The findings from their multi-institutional prospective study of 41 men who underwent open SRP for radiorecurrent PCa compare favorably with previous research suggesting that patients who respond best to SRP are those with lower PSA values and lower-grade disease prior to radiation treatment, and a prolonged post-radiotherapy PSA nadir, James L. Mohler, MD, of Roswell Park Comprehensive Cancer Center in Buffalo, New York, and colleagues reported in Prostate Cancer and Prostatic Diseases.
The 41 men were enrolled from 1997 to 2006 as part of the Cancer and Leukemia Group B (CALGB) 9687 trial. The group, which had a median age of 64 years at SRP, included 24 men who underwent external beam radiation therapy, 11 who had brachytherapy, and 6 who received both. The median time from radiation therapy to SRP was 64 months. With respect to pathologic staging, 44%, 54% and 3% had pT2, pT3, and pT4 disease, respectively. Of the 41 men, 17% and 12% had positive surgical margins and positive pelvic lymph nodes, respectively.
In other findings, 17 (45%) of 38 evaluable patients had urinary incontinence (defined as use of 3 or more pads per day) prior to SRP, with 88% reporting urinary incontinence at 6 months, 85% at 12 months, and 63% at 24 months following SRP. At a median follow-up of 91 months, the 2-, 5-, and 10-year rates of biochemical progression-free survival were 51%, 39%, and 33% respectively, according to Dr Mohler’s team. The overall survival rates at those time points were 100%, 89%, and 52%, respectively.
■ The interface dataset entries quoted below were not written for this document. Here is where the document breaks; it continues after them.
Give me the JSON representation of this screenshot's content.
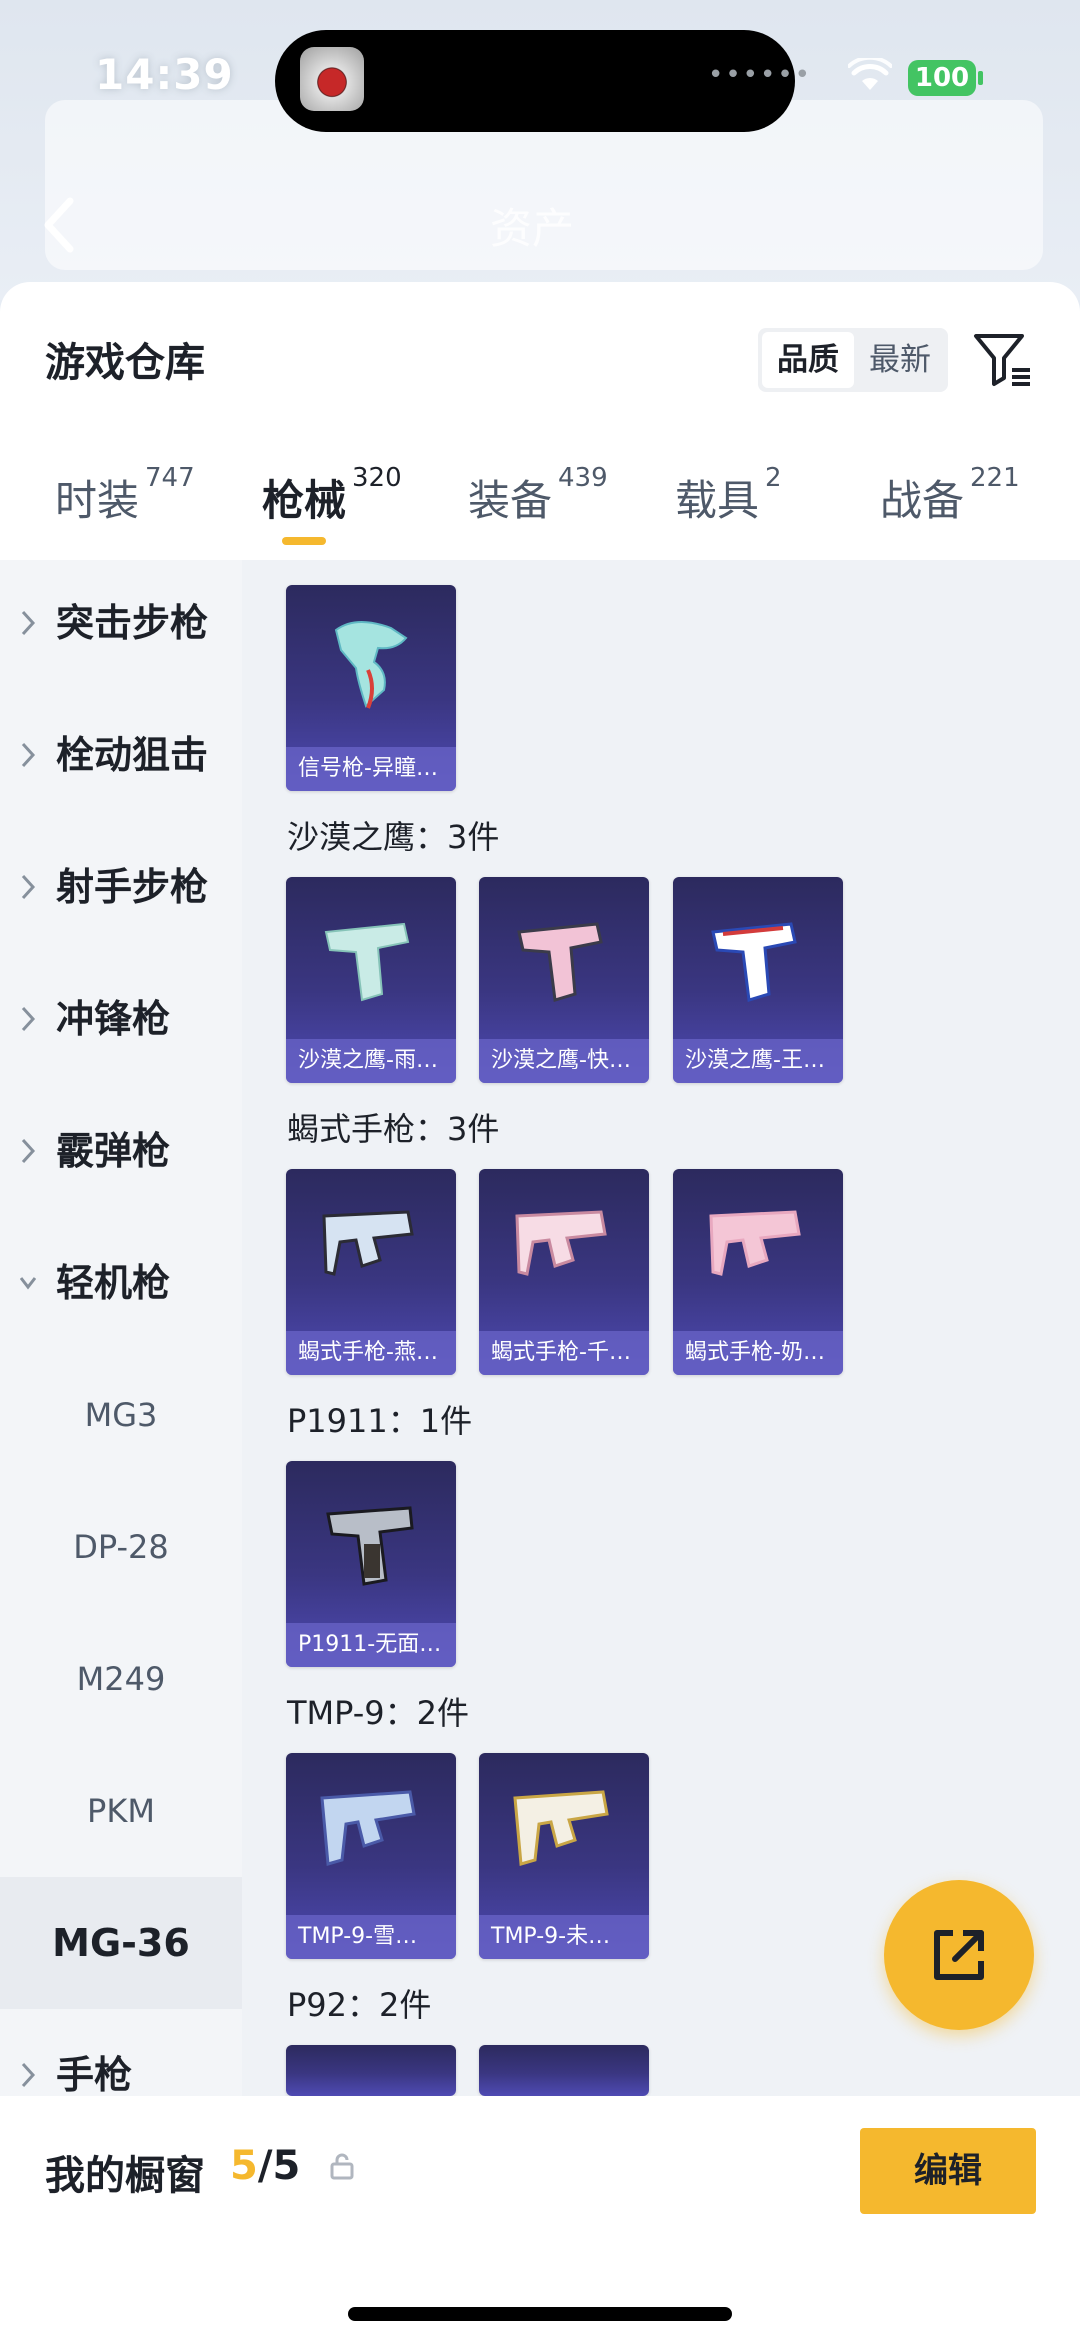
{
  "status": {
    "time": "14:39",
    "battery": "100",
    "dots": "••••••"
  },
  "background_header": {
    "title": "资产"
  },
  "sheet": {
    "title": "游戏仓库",
    "sort": {
      "quality": "品质",
      "newest": "最新"
    }
  },
  "tabs": [
    {
      "label": "时装",
      "count": "747"
    },
    {
      "label": "枪械",
      "count": "320"
    },
    {
      "label": "装备",
      "count": "439"
    },
    {
      "label": "载具",
      "count": "2"
    },
    {
      "label": "战备",
      "count": "221"
    }
  ],
  "sidenav": {
    "items": [
      "突击步枪",
      "栓动狙击",
      "射手步枪",
      "冲锋枪",
      "霰弹枪",
      "轻机枪"
    ],
    "sub_items": [
      "MG3",
      "DP-28",
      "M249",
      "PKM",
      "MG-36"
    ],
    "last": "手枪"
  },
  "groups": [
    {
      "label": "",
      "items": [
        "信号枪-异瞳…"
      ]
    },
    {
      "label": "沙漠之鹰：3件",
      "items": [
        "沙漠之鹰-雨…",
        "沙漠之鹰-快…",
        "沙漠之鹰-王…"
      ]
    },
    {
      "label": "蝎式手枪：3件",
      "items": [
        "蝎式手枪-燕…",
        "蝎式手枪-千…",
        "蝎式手枪-奶…"
      ]
    },
    {
      "label": "P1911：1件",
      "items": [
        "P1911-无面…"
      ]
    },
    {
      "label": "TMP-9：2件",
      "items": [
        "TMP-9-雪…",
        "TMP-9-未…"
      ]
    },
    {
      "label": "P92：2件",
      "items": [
        "",
        ""
      ]
    }
  ],
  "bottom": {
    "label": "我的橱窗",
    "used": "5",
    "total": "/5",
    "edit": "编辑"
  },
  "colors": {
    "accent": "#f5b82e",
    "card": "#3a3681"
  }
}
The men had a median pre-radiation therapy PSA level of 5.5 ng/mL and most had a pre-treatment Gleason score of 7 or less. The median duration of post-radiotherapy PSA nadir was 30 months and the median time between radiation and SRP was more than 5 years.
Dr Mohler and his colleagues noted that 25% to 35% of men with clinically localized PCa receive radiation therapy as definitive treatment, and the cancer recurs despite improvements in patient selection, delivery techniques, and use of concomitant systemic therapy. They pointed out that radiation therapy for PCa has changed since the study started enrolling patients. Most of the cohort did not have intensity-modulated radiation therapy or high-dose radiation therapy, which today are considered standard of care. In addition, 75% of patients with known pre-radiation clinical staging had palpable disease. “As a result, the enrolled patients do not represent a current population of radiation patients and therefore the enrolled patients should be expected to have worse outcomes after both radiation and SRP,” they wrote.
The study had other limitations, as well. Their cohort was younger than the average age of failure after initiation treatment of PCa, and it was too small for post-hoc multivariable analysis to determine who was at greater risk of treatment failure.
Despite the limitations, the authors wrote, strengths of the study include its prospective and multi-institutional design with long-term oncologic outcomes. Most recent published series, they pointed out, have been retrospective, single-institution studies with shorter follow-up.
Mohler JL, Halabi S, Ryan ST, et al. Management of recurrent prostate cancer after radiotherapy: long-term results from CALGB 9687 (Alliance), a prospective, multi-institutional salvage prostatectomy series. Prostate Cancer Prostatic Dis. 2018; published online ahead of print.